#1: Make sure you know where the wool is coming from before you purchase it. This could mean asking the sales person if they know, googling the brand, or reading the tag! Lots of brands are switching to muelsing-free wool, and trust me, if they are using it, they will be shouting it from the rooftops and you won't have to dig very deep to find information.
#2: Shop second hand for your wool goodies. Wool lasts preeeetttyyy much forever if it's taken care of well, so it's always possible to find beautiful wool garments in your favourite thrift shop. Anyways, good, 100% wool garments are hard to find (and expensive!) nowadays, so better to find them at a discount anyways.
#3: Lots of amazing companies (local Victoria company Anian is a great example) are using recycled wool - wool that has been taken from discarded wool garments, broken down to fibres, and re-spun into beautiful wool yarn again! You get a beautiful new wool sweater, and no animals were harmed in the (re)making of it!
Final words: This isn't a political stand. To us, cruelty-free is just good business.
Here at (Ag)+(Au) we believe natural fabrics are always best, and one day plan on figuring out a cruelty-free, sustainable way to use wool in our collection.

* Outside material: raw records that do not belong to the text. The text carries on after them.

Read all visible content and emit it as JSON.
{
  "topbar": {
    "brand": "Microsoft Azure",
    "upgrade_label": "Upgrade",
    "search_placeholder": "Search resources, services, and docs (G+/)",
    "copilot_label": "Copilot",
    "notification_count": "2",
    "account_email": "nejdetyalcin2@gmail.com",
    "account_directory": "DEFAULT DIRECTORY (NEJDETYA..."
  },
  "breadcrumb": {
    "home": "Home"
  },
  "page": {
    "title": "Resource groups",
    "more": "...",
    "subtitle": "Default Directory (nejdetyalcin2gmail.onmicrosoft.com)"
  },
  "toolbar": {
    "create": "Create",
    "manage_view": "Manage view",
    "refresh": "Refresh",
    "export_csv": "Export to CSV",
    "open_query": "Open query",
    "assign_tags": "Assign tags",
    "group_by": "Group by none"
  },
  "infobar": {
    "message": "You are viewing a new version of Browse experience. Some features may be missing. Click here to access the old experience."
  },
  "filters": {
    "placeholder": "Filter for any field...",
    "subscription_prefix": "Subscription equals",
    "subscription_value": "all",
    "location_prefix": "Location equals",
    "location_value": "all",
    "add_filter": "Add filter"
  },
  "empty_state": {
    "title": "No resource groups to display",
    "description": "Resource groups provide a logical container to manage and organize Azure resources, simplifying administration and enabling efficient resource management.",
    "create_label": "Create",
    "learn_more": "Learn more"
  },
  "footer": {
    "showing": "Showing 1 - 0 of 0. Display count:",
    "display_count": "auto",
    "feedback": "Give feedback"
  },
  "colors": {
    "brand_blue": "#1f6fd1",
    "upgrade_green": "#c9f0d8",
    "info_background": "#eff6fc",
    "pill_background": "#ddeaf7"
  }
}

We believe that it's our duty as a business to improve life on the planet (be it animal, plant or human) through being conscious about where our raw materials come from, how they are being obtained and the conditions they are being produced in. So until we find a wool supplier we can 100% back, we'll stick to our plants, thank you very much.
Being a conscious consumer helps more people than just yourself, it also helps improve the lives of animals that provide you with the products you know and love!